Why Plastics are Bad News for Filter Feeders
I study large filter feeding fish, mostly mobulid rays and whale sharks. To feed, these animals take in large quantities of seawater through a specialized filtering structure in their mouths. This filter allows them to keep small nutritious animals, such as zooplankton, fish eggs and larvae, and dispel excess water. Although filter-feeding animals have varying techniques, none are known to be able to differentiate food from microplastics. Not only are microplastics able sneak through evolutionarily perfected filters, but even the smallest animals, like zooplankton (the very source of food for filter feeders), ingest microplastics. Furthermore, the sponge-like quality of microplastic attracts pollutants.
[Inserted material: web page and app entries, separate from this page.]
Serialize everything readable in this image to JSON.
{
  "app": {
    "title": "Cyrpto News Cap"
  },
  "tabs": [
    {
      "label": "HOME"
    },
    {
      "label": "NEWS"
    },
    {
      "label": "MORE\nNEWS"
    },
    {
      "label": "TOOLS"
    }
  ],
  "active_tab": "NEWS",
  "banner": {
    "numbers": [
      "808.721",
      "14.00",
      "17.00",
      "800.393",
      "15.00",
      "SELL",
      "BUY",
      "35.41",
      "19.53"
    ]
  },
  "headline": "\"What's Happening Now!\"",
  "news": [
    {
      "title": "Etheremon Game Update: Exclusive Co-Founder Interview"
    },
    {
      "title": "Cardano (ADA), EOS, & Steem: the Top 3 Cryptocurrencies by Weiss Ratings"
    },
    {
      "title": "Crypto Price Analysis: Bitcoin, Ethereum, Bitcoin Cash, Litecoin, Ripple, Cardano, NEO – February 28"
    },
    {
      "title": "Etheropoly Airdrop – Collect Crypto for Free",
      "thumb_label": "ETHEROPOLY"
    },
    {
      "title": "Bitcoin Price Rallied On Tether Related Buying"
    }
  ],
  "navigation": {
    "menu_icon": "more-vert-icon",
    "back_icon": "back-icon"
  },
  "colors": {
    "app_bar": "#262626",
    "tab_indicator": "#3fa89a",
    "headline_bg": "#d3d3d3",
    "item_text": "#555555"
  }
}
Over time, exposure to microplastics and toxins will amplify as these compounds become entrenched in food webs.